Geochronology of mineralizing systems; Characterization of mine waste using state-of-the-art analytical techniques; Reconstruction of structurally dismembered mineral systems; Service lifetimes of mineral end uses.
The Department of the Interior protects and provides access to the Nation's natural and cultural heritage, including responsibilities to Indian tribes and island communities. Departmental goals include resource protection and usage, overseeing recreational opportunities, serving communities and excellence in management.
Since its initiation in 2004, the Mineral Resource External Research Program (MRERP) has awarded more than $1.8 million to 30 different research projects across the country. The MRERP has funded projects covering mineral deposit genesis, regional controls on minerals systems, mineral environmental characteristics of ore deposits, and materials flow studies.
Uses and Use Restrictions
Specific objectives are identified in the annual program announcement.
Applications for research projects not covered by one of the objectives are not solicited.
Colleges, universities, profit-making, and nonprofit organizations, and State and local governments may make application for support by a named principal investigator.
Research scientists and the general public will ultimately benefit from the program.
Proposals must furnish evidence of the applicant's qualifications for performance of the proposed research.
Aplication and Award Process
This program is excluded from coverage under E.O.
This program is subject to the Department of the Interior regulation at 43 CFR Part 12, Subparts C and D, or any subsequent revisions. The application requirements as contained in the announcement package and the above regulations must be used for this program. Applications may be announcements are available through the internet site http://www.usgs.gov/contracts/grants/.
Notification of an award is by a grant or cooperative agreement document signed by a contracting officer.
Deadline for proposals for funding in fiscal year 2009 is February 27, 2009.
30 U.S.C. 1601 et. seq.
Range of Approval/Disapproval Time
From 7 to 9 months.
Formula and Matching Requirements
No statuatory requirement. Recipients are encouraged to share in the cost of each research project.
Length and Time Phasing of Assistance
Grants and cooperative agreements will normally be awarded in 12 or 24 month budget periods.
Post Assistance Requirements
Progress reports covering each year's activities and final technical and financial reports are required and must be submitted electronically as described in the award package.
Applicants agree to give the sponsoring agency, the Comptroller General or other authorized audit agency access to and the right to examine records related to the award. Awards to educational institutions and nonprofit organizations are subject to the audit requirements of OMB Circular No. A-110, or superseding regulations. In accordance with the provisions of OMB Circular No. A-133 (Revised, June 27, 2003), "Audits of States, Local Governments, and Nonprofit Organizations," nonfederal entities that receive financial assistance of $500,000 or more in Federal awards will have a single or a program-specific audit conducted for that year. Nonfederal entities that expend less than $500,000 or more in Federal awards are exempt from Federal audit requirements for that year, except as noted in Circular No. A-133.

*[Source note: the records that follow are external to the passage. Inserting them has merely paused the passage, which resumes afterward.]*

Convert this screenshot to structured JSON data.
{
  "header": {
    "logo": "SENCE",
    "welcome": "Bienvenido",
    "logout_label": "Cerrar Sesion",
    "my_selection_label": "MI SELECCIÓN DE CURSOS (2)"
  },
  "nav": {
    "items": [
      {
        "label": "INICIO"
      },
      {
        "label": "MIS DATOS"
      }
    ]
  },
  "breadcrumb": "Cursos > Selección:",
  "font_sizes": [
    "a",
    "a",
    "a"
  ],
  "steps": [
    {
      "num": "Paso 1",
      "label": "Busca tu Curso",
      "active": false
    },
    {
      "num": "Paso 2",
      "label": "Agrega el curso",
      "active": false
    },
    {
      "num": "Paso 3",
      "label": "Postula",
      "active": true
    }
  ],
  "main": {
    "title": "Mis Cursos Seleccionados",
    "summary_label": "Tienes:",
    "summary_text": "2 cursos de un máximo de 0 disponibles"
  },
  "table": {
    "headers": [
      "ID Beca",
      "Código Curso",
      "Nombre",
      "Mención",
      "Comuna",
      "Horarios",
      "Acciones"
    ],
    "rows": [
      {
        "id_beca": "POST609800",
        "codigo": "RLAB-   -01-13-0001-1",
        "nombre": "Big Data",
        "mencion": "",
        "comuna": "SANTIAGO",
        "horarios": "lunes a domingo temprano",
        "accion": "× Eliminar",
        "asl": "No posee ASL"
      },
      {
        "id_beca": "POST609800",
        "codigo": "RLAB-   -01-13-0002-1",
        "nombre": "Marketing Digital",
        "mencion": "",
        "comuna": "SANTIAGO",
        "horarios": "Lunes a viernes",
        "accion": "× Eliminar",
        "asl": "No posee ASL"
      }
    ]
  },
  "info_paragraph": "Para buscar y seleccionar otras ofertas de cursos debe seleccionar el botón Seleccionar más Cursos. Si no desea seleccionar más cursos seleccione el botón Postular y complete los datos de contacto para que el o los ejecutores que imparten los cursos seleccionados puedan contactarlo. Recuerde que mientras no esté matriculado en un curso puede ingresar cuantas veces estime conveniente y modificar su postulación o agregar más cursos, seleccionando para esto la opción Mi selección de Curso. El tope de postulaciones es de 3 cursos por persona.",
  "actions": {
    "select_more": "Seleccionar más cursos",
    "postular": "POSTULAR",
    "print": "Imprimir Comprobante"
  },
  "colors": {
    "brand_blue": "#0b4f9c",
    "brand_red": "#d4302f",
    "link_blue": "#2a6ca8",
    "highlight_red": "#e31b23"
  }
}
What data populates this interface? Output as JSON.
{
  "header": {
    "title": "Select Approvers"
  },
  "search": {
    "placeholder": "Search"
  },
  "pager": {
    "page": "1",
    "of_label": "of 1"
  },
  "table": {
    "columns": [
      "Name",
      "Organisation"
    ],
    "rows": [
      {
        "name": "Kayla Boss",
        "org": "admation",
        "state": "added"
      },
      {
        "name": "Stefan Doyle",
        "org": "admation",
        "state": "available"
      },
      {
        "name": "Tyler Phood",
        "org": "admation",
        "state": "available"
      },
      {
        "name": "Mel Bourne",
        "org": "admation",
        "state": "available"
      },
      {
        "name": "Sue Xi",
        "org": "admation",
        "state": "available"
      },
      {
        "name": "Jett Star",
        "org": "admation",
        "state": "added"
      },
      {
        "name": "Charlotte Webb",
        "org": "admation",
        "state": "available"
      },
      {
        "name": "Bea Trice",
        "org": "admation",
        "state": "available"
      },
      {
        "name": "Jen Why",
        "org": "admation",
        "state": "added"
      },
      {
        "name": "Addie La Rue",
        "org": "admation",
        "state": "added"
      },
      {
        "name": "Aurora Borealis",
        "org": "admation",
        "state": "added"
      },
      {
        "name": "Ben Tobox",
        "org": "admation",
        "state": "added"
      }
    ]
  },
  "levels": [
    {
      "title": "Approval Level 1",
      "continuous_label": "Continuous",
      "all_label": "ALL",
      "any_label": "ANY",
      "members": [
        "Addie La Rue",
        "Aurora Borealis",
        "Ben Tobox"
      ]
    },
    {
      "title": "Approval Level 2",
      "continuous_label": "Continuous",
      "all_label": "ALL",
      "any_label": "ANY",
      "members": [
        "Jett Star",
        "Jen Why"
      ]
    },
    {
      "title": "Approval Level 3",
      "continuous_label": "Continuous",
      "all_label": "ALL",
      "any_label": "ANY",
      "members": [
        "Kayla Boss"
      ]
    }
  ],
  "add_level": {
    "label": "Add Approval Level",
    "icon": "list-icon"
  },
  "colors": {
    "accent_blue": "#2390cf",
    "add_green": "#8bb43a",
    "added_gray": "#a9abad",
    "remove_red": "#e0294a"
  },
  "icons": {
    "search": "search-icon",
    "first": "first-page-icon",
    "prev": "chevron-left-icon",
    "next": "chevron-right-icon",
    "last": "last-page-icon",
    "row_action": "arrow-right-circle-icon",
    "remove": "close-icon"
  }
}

All records must be maintained for 3 years after submission of the final financial report.
FY 07 $0; FY 08 est $115,478; and FY 09 est not available.
Range and Average of Financial Assistance
$15,000 to $151,000; $60,303.
Regulations, Guidelines, and Literature
Regional or Local Office
Jeff Doebrich, Associate Coordinator, Mineral Resources Program, Geological Survey, 913 National Center, Reston VA 20192. Telephone: (703) 648-6103. Use same number for FTS. Fax: (703) 648-6057. E-mail address: firstname.lastname@example.org .
Criteria for Selecting Proposals
Panels composed of expert scientists drawn from government, universities, and private industry evaluate all assistance applications. Criteria for judging applications includes: relevance and timeliness of the proposed research to the goals of the program; technical quality of the proposal; competence of the principal investigator and recipient organization; and appropriateness and reasonbleness of the budget.
The Social Enterprise Law Association (SELA), founded by Bea Hinton and Thea Sebastian, is a student-led organization at Harvard Law School designed to connecting the rift between the private and public sectors, while offering a space for students to transform their ideas into initiatives by applying their newfound legal skills to build meaningful careers.